_Work to complete_. Output all entries verbatim. Skip pictures.
+ + + + + + +
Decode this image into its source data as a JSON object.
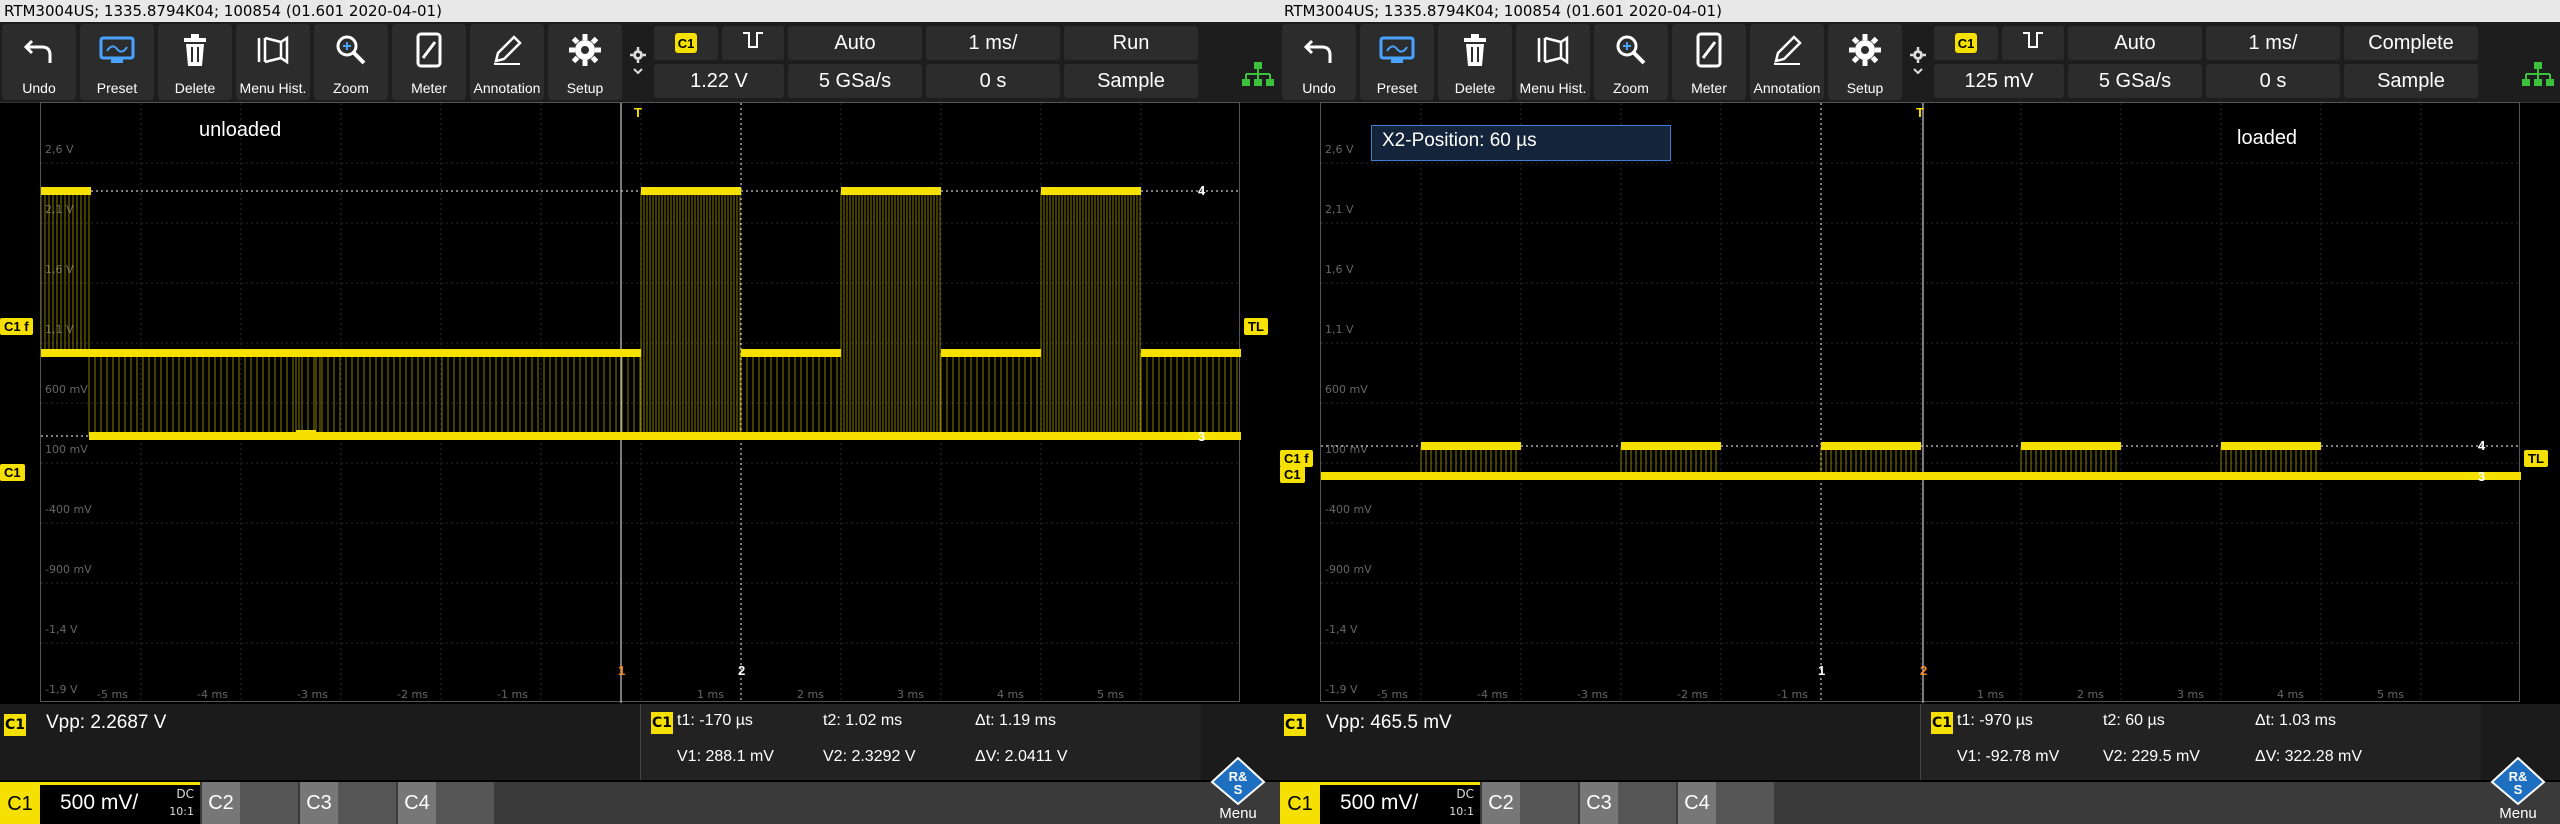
{
  "scopes": [
    {
      "info": "RTM3004US; 1335.8794K04; 100854 (01.601 2020-04-01)",
      "toolbar": [
        {
          "label": "Undo",
          "icon": "undo-icon"
        },
        {
          "label": "Preset",
          "icon": "preset-icon"
        },
        {
          "label": "Delete",
          "icon": "delete-icon"
        },
        {
          "label": "Menu Hist.",
          "icon": "menu-history-icon"
        },
        {
          "label": "Zoom",
          "icon": "zoom-icon"
        },
        {
          "label": "Meter",
          "icon": "meter-icon"
        },
        {
          "label": "Annotation",
          "icon": "annotation-icon"
        },
        {
          "label": "Setup",
          "icon": "setup-gear-icon"
        }
      ],
      "trigger": {
        "source": "C1",
        "level": "1.22 V",
        "mode": "Auto",
        "rate": "5 GSa/s",
        "timebase": "1 ms/",
        "delay": "0 s",
        "run_state": "Run",
        "acq": "Sample"
      },
      "annotation": "unloaded",
      "markers": {
        "tl": "TL",
        "c1": "C1",
        "c1f": "C1 f",
        "t": "T",
        "cur1": "1",
        "cur2": "2",
        "h4": "4",
        "h3": "3"
      },
      "y_ticks": [
        "2,6 V",
        "2,1 V",
        "1,6 V",
        "1,1 V",
        "600 mV",
        "100 mV",
        "-400 mV",
        "-900 mV",
        "-1,4 V",
        "-1,9 V"
      ],
      "x_ticks": [
        "-5 ms",
        "-4 ms",
        "-3 ms",
        "-2 ms",
        "-1 ms",
        "1 ms",
        "2 ms",
        "3 ms",
        "4 ms",
        "5 ms"
      ],
      "measurement": {
        "tag": "C1",
        "text": "Vpp: 2.2687 V"
      },
      "cursor": {
        "tag": "C1",
        "t1": "t1: -170 µs",
        "t2": "t2: 1.02 ms",
        "dt": "Δt: 1.19 ms",
        "v1": "V1: 288.1 mV",
        "v2": "V2: 2.3292 V",
        "dv": "ΔV: 2.0411 V"
      },
      "channel": {
        "name": "C1",
        "scale": "500 mV/",
        "coupling": "DC",
        "probe": "10:1",
        "others": [
          "C2",
          "C3",
          "C4"
        ]
      },
      "menu_label": "Menu"
    },
    {
      "info": "RTM3004US; 1335.8794K04; 100854 (01.601 2020-04-01)",
      "toolbar": [
        {
          "label": "Undo",
          "icon": "undo-icon"
        },
        {
          "label": "Preset",
          "icon": "preset-icon"
        },
        {
          "label": "Delete",
          "icon": "delete-icon"
        },
        {
          "label": "Menu Hist.",
          "icon": "menu-history-icon"
        },
        {
          "label": "Zoom",
          "icon": "zoom-icon"
        },
        {
          "label": "Meter",
          "icon": "meter-icon"
        },
        {
          "label": "Annotation",
          "icon": "annotation-icon"
        },
        {
          "label": "Setup",
          "icon": "setup-gear-icon"
        }
      ],
      "trigger": {
        "source": "C1",
        "level": "125 mV",
        "mode": "Auto",
        "rate": "5 GSa/s",
        "timebase": "1 ms/",
        "delay": "0 s",
        "run_state": "Complete",
        "acq": "Sample"
      },
      "annotation": "loaded",
      "x2_popup": "X2-Position: 60 µs",
      "markers": {
        "tl": "TL",
        "c1": "C1",
        "c1f": "C1 f",
        "t": "T",
        "cur1": "1",
        "cur2": "2",
        "h4": "4",
        "h3": "3"
      },
      "y_ticks": [
        "2,6 V",
        "2,1 V",
        "1,6 V",
        "1,1 V",
        "600 mV",
        "100 mV",
        "-400 mV",
        "-900 mV",
        "-1,4 V",
        "-1,9 V"
      ],
      "x_ticks": [
        "-5 ms",
        "-4 ms",
        "-3 ms",
        "-2 ms",
        "-1 ms",
        "1 ms",
        "2 ms",
        "3 ms",
        "4 ms",
        "5 ms"
      ],
      "measurement": {
        "tag": "C1",
        "text": "Vpp: 465.5 mV"
      },
      "cursor": {
        "tag": "C1",
        "t1": "t1: -970 µs",
        "t2": "t2: 60 µs",
        "dt": "Δt: 1.03 ms",
        "v1": "V1: -92.78 mV",
        "v2": "V2: 229.5 mV",
        "dv": "ΔV: 322.28 mV"
      },
      "channel": {
        "name": "C1",
        "scale": "500 mV/",
        "coupling": "DC",
        "probe": "10:1",
        "others": [
          "C2",
          "C3",
          "C4"
        ]
      },
      "menu_label": "Menu"
    }
  ],
  "colors": {
    "trace": "#f5e000",
    "grid": "#2e2e2e",
    "accent": "#3b7fd0",
    "cursor": "#ffffff",
    "marker_orange": "#ff8c1a",
    "network": "#3cc13c"
  }
}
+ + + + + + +
_Solution below_.
Decode this image into its source data as a JSON object.
{
  "scopes": [
    {
      "info": "RTM3004US; 1335.8794K04; 100854 (01.601 2020-04-01)",
      "toolbar": [
        {
          "label": "Undo",
          "icon": "undo-icon"
        },
        {
          "label": "Preset",
          "icon": "preset-icon"
        },
        {
          "label": "Delete",
          "icon": "delete-icon"
        },
        {
          "label": "Menu Hist.",
          "icon": "menu-history-icon"
        },
        {
          "label": "Zoom",
          "icon": "zoom-icon"
        },
        {
          "label": "Meter",
          "icon": "meter-icon"
        },
        {
          "label": "Annotation",
          "icon": "annotation-icon"
        },
        {
          "label": "Setup",
          "icon": "setup-gear-icon"
        }
      ],
      "trigger": {
        "source": "C1",
        "level": "1.22 V",
        "mode": "Auto",
        "rate": "5 GSa/s",
        "timebase": "1 ms/",
        "delay": "0 s",
        "run_state": "Run",
        "acq": "Sample"
      },
      "annotation": "unloaded",
      "markers": {
        "tl": "TL",
        "c1": "C1",
        "c1f": "C1 f",
        "t": "T",
        "cur1": "1",
        "cur2": "2",
        "h4": "4",
        "h3": "3"
      },
      "y_ticks": [
        "2,6 V",
        "2,1 V",
        "1,6 V",
        "1,1 V",
        "600 mV",
        "100 mV",
        "-400 mV",
        "-900 mV",
        "-1,4 V",
        "-1,9 V"
      ],
      "x_ticks": [
        "-5 ms",
        "-4 ms",
        "-3 ms",
        "-2 ms",
        "-1 ms",
        "1 ms",
        "2 ms",
        "3 ms",
        "4 ms",
        "5 ms"
      ],
      "measurement": {
        "tag": "C1",
        "text": "Vpp: 2.2687 V"
      },
      "cursor": {
        "tag": "C1",
        "t1": "t1: -170 µs",
        "t2": "t2: 1.02 ms",
        "dt": "Δt: 1.19 ms",
        "v1": "V1: 288.1 mV",
        "v2": "V2: 2.3292 V",
        "dv": "ΔV: 2.0411 V"
      },
      "channel": {
        "name": "C1",
        "scale": "500 mV/",
        "coupling": "DC",
        "probe": "10:1",
        "others": [
          "C2",
          "C3",
          "C4"
        ]
      },
      "menu_label": "Menu"
    },
    {
      "info": "RTM3004US; 1335.8794K04; 100854 (01.601 2020-04-01)",
      "toolbar": [
        {
          "label": "Undo",
          "icon": "undo-icon"
        },
        {
          "label": "Preset",
          "icon": "preset-icon"
        },
        {
          "label": "Delete",
          "icon": "delete-icon"
        },
        {
          "label": "Menu Hist.",
          "icon": "menu-history-icon"
        },
        {
          "label": "Zoom",
          "icon": "zoom-icon"
        },
        {
          "label": "Meter",
          "icon": "meter-icon"
        },
        {
          "label": "Annotation",
          "icon": "annotation-icon"
        },
        {
          "label": "Setup",
          "icon": "setup-gear-icon"
        }
      ],
      "trigger": {
        "source": "C1",
        "level": "125 mV",
        "mode": "Auto",
        "rate": "5 GSa/s",
        "timebase": "1 ms/",
        "delay": "0 s",
        "run_state": "Complete",
        "acq": "Sample"
      },
      "annotation": "loaded",
      "x2_popup": "X2-Position: 60 µs",
      "markers": {
        "tl": "TL",
        "c1": "C1",
        "c1f": "C1 f",
        "t": "T",
        "cur1": "1",
        "cur2": "2",
        "h4": "4",
        "h3": "3"
      },
      "y_ticks": [
        "2,6 V",
        "2,1 V",
        "1,6 V",
        "1,1 V",
        "600 mV",
        "100 mV",
        "-400 mV",
        "-900 mV",
        "-1,4 V",
        "-1,9 V"
      ],
      "x_ticks": [
        "-5 ms",
        "-4 ms",
        "-3 ms",
        "-2 ms",
        "-1 ms",
        "1 ms",
        "2 ms",
        "3 ms",
        "4 ms",
        "5 ms"
      ],
      "measurement": {
        "tag": "C1",
        "text": "Vpp: 465.5 mV"
      },
      "cursor": {
        "tag": "C1",
        "t1": "t1: -970 µs",
        "t2": "t2: 60 µs",
        "dt": "Δt: 1.03 ms",
        "v1": "V1: -92.78 mV",
        "v2": "V2: 229.5 mV",
        "dv": "ΔV: 322.28 mV"
      },
      "channel": {
        "name": "C1",
        "scale": "500 mV/",
        "coupling": "DC",
        "probe": "10:1",
        "others": [
          "C2",
          "C3",
          "C4"
        ]
      },
      "menu_label": "Menu"
    }
  ],
  "colors": {
    "trace": "#f5e000",
    "grid": "#2e2e2e",
    "accent": "#3b7fd0",
    "cursor": "#ffffff",
    "marker_orange": "#ff8c1a",
    "network": "#3cc13c"
  }
}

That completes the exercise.